My view is to get the C-suite into the game and figure out whether it’s in their best interests to start doing things differently. They need to adopt a number of measures that were common practice years ago, like profit sharing and stock purchase plans, which have been cut out as they strive to expand margins and quarterly guidance.

Why isn’t that happening when CEOs know how critical this issue is to the future of the country?

They shrug and say it’s political, and there’s nothing they can do, but there is something they can do. It can happen one by one by leaders showing what an intelligent policy looks like.

I can guarantee it’s not what has been happening for the past few decades where every year the C-suite salaries and bonuses and the other perks go up and with generous options on top of it.

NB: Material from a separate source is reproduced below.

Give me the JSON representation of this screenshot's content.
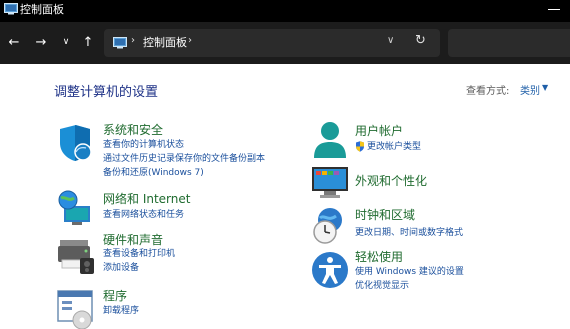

I’m not knocking options or restricted stock, particularly those that are performance based and not just time based, but all the tools of incenting employees have, for the most part, gone to the most senior people in the company. Those that have been at a company for a long time will have the low option prices and that builds and builds as new awards are made. Those programs have gotten out of hand and there are CEOs who recognize this and are toughening up on it. That is great to see.

This is a major problem because community after community being disenfranchised. That is what leads to some of the ideas by the progressives gaining traction.

The concern I have with that is that almost none of the progressives have ever created real private sector jobs and they cannot run a successful country without those.

Has globalization played a role in the divide?

Yes, from the standpoint of goods from China and Mexico coming in. We didn’t need new trade agreements – we just needed to use the policing mechanism in the existing ones to make a difference.

Is Trump right in challenging unfair trade in some of the practices in China? Yes, and those will get better.

However, we want the world to also show economic growth, and I’m talking not just the industrial world, but also the developing world.

It’s a good thing if countries in Africa see income levels rising. Coca-Cola committed to hiring five million women in Africa by 2020 and putting them into a position where they can earn money in their communities. They are being provided with containers that are converted into both digital hubs as well as water purification centers.

The individual actions of a number of companies, such as Bristol Myers Squibb, in terms of building medical facilities, are examples that can make a difference.

The problem in some of those countries is the corruption factor to deal with and the testosterone of leadership. We can’t solve all of those issues, but we want to work with those who have the vision. We know that central planned economies do not work. Market-oriented economies work, but there has to be respect for law and order and for the legal system and the judiciary system to work in a transparent and fair way.

If those are in place, you are going to attract investment dollars and with those you can build. The private sector needs to be a major part of that rather than just the government sector.

If you look at the many challenges that the world faces today, is it difficult to be optimistic and is the U.S. still the leader in the world in setting the standard?

Some of the diplomatic principles of the world order since World War II have been frayed by personalities. If we step back and evaluate what is the best world for us to live in, it’s one in which we’re doing very well and our neighbors are doing very well; one where remote countries are doing well and not raising Jihadists because, with no jobs, that is the only thing they can do.

That is not going to be driven from the U.S. In my view, it has always been that the examples of what works successfully in the U.S., hopefully, will be copied by other countries. The solution is not going to come from our being the ugly American preaching; it’s going to come from our being a successful dynamic country with income levels rising at the middle-class level.